Find the number of lines below in which the word "comburantes" appears, and write that number only.
START Task inputs
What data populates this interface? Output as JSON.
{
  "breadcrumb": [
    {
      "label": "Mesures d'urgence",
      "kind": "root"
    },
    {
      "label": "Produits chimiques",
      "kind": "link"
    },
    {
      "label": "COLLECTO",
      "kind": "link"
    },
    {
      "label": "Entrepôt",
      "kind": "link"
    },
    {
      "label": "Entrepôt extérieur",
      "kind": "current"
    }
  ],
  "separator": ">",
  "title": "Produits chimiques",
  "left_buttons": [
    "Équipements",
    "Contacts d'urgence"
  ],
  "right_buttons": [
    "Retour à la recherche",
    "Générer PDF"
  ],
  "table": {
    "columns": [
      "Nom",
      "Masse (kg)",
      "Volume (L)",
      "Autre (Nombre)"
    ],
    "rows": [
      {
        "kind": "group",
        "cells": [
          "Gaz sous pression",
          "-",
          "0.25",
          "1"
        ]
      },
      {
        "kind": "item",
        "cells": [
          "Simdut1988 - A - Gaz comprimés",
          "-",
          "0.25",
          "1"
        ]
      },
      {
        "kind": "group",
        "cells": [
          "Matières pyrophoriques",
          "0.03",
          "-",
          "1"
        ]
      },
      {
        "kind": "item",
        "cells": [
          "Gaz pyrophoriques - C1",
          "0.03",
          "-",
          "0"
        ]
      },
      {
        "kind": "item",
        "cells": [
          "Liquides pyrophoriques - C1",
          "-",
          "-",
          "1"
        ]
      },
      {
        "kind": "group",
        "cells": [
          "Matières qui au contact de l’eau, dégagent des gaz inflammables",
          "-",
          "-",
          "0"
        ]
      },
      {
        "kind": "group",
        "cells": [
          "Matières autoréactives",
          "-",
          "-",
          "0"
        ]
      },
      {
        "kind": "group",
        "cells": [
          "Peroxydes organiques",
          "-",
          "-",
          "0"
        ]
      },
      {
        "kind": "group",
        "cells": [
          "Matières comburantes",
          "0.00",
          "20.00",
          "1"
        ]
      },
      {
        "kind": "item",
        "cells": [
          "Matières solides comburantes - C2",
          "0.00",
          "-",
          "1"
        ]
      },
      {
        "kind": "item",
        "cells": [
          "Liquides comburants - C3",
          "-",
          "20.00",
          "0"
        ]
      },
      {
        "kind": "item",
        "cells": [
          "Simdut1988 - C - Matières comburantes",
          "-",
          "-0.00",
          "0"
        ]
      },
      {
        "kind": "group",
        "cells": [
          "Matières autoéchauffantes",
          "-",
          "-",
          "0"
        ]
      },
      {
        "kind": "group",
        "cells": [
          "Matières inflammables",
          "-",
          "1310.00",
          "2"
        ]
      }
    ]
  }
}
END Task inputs
## [Reply]
3